_EXERCISE GOAL_
Which lines of the data below include the string "JSON"? Return each of them.

--- RECORDS SHOWN ---

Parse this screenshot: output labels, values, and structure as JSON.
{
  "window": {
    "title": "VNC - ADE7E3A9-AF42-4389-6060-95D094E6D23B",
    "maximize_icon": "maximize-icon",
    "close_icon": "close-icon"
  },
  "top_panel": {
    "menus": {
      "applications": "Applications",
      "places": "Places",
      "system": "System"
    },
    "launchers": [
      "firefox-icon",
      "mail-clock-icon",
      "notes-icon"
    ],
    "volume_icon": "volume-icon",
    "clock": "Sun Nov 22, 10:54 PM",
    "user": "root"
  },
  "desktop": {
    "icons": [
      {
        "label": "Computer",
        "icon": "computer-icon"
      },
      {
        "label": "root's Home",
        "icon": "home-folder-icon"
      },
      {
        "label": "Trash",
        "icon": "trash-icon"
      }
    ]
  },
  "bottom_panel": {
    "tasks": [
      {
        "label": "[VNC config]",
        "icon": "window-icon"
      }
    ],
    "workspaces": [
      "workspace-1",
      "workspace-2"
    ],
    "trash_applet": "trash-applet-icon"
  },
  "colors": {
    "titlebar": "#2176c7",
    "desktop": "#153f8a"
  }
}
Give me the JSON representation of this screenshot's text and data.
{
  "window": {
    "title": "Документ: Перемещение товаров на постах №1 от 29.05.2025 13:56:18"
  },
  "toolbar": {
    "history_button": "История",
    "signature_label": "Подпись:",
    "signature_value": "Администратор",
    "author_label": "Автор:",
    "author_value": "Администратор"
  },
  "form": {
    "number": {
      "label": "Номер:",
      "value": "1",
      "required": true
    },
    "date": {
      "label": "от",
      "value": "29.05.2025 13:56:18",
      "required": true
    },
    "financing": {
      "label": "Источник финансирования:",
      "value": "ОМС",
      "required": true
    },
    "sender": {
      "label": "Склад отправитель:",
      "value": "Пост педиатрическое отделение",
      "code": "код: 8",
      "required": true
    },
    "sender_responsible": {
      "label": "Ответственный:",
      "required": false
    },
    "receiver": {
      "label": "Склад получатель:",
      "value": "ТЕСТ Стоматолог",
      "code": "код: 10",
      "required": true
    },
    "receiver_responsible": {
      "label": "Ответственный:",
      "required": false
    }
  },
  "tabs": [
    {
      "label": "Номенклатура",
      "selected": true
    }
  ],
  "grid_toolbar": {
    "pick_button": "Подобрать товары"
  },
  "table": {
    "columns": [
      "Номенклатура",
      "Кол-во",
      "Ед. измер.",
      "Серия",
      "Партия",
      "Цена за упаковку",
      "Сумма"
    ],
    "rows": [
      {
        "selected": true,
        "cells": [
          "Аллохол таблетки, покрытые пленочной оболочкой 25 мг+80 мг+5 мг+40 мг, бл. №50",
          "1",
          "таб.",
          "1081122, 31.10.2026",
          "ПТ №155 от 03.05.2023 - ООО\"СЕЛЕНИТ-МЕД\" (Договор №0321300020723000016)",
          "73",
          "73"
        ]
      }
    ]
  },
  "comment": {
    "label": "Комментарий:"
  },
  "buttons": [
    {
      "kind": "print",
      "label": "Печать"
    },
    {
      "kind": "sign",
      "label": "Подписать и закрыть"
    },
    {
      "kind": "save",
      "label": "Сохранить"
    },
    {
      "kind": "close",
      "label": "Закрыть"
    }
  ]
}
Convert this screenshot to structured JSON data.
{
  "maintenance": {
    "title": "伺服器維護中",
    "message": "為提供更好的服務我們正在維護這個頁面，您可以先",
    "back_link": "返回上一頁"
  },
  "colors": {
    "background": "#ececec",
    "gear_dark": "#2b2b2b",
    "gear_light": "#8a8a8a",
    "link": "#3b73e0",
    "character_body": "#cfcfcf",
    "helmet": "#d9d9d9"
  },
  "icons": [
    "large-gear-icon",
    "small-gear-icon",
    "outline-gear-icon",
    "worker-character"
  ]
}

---

_TASK SOLUTION_
Parse this screenshot: output labels, values, and structure as JSON.
Give me the JSON representation of this screenshot's text and data.
Convert this screenshot to structured JSON data.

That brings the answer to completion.